[What this task involves]:
Where does the word "answer" show up in the data? Please find each such line and copy it.

[Supplied entries]:
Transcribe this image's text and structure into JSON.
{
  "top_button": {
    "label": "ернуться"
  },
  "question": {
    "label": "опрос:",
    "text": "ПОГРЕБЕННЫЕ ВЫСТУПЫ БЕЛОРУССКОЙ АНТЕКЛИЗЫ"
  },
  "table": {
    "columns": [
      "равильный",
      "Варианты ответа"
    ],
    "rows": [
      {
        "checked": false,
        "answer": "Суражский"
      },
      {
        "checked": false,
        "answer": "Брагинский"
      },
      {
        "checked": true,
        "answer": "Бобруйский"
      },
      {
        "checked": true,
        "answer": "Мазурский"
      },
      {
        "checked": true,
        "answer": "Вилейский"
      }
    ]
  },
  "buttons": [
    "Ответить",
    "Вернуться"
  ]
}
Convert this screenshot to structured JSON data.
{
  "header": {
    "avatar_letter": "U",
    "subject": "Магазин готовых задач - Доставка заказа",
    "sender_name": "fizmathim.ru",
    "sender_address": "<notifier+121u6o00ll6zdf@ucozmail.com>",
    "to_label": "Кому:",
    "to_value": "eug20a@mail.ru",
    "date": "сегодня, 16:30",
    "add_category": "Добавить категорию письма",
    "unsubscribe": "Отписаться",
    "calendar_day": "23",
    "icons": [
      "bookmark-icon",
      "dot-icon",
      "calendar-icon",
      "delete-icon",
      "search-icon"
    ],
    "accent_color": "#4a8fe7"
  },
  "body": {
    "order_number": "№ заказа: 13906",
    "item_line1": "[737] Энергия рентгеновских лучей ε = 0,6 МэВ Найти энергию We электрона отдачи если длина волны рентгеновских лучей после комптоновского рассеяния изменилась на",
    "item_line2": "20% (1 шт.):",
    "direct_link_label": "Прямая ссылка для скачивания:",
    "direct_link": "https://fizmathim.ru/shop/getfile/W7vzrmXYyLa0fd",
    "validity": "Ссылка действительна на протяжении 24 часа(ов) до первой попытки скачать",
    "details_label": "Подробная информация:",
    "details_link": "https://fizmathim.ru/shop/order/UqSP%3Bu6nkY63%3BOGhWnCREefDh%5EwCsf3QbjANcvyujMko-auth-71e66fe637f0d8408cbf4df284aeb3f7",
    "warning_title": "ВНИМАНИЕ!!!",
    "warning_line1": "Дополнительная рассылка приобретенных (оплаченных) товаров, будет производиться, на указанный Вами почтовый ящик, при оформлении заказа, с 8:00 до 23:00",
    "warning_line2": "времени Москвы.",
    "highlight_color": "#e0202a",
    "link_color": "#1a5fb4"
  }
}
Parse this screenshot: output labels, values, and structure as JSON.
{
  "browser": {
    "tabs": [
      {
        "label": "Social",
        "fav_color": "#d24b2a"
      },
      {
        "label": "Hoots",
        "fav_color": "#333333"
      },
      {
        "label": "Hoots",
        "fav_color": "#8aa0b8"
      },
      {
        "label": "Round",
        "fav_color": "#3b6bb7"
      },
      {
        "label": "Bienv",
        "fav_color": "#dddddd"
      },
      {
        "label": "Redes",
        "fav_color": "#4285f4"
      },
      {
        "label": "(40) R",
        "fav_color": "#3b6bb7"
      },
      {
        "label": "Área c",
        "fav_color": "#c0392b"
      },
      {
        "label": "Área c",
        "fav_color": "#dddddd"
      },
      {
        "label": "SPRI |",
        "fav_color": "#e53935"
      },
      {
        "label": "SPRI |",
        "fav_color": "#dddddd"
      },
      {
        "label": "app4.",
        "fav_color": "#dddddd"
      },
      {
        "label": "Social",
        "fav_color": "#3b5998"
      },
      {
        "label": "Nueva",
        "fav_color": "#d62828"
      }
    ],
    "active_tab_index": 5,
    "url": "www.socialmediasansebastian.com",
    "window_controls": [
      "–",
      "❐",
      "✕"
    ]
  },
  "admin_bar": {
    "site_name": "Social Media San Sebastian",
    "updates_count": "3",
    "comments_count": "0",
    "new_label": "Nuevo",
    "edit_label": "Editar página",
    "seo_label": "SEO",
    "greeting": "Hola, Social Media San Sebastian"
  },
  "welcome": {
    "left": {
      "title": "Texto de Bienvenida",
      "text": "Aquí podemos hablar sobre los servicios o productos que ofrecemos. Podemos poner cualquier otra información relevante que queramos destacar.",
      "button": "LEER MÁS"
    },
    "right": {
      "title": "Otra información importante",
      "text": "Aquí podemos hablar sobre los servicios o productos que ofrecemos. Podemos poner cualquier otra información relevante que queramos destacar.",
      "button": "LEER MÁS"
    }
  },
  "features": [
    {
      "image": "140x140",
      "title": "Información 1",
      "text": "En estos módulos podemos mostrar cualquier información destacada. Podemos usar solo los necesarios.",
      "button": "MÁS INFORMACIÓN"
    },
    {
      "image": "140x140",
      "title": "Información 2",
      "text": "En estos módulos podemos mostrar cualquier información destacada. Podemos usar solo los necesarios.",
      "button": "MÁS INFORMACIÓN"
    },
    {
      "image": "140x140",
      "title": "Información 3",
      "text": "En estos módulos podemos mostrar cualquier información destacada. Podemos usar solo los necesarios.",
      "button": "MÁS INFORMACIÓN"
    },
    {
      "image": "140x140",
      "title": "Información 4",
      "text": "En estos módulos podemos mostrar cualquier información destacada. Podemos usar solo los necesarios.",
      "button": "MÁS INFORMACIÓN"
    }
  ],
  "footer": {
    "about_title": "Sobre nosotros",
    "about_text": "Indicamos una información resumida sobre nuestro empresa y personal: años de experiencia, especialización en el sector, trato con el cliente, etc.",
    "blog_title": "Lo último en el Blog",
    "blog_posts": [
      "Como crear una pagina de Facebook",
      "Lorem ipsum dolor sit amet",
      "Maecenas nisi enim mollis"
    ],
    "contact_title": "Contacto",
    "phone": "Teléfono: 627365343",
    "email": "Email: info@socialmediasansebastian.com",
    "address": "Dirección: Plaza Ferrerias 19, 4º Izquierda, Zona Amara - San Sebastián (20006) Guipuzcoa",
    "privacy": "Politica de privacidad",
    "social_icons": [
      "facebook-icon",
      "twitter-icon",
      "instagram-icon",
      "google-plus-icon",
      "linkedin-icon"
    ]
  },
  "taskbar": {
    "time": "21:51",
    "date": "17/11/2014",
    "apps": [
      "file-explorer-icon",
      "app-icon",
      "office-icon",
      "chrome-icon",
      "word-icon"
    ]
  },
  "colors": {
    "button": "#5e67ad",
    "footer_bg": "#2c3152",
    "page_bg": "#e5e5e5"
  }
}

[Response below]:
        "answer": "Суражский"
        "answer": "Брагинский"
        "answer": "Бобруйский"
        "answer": "Мазурский"
        "answer": "Вилейский"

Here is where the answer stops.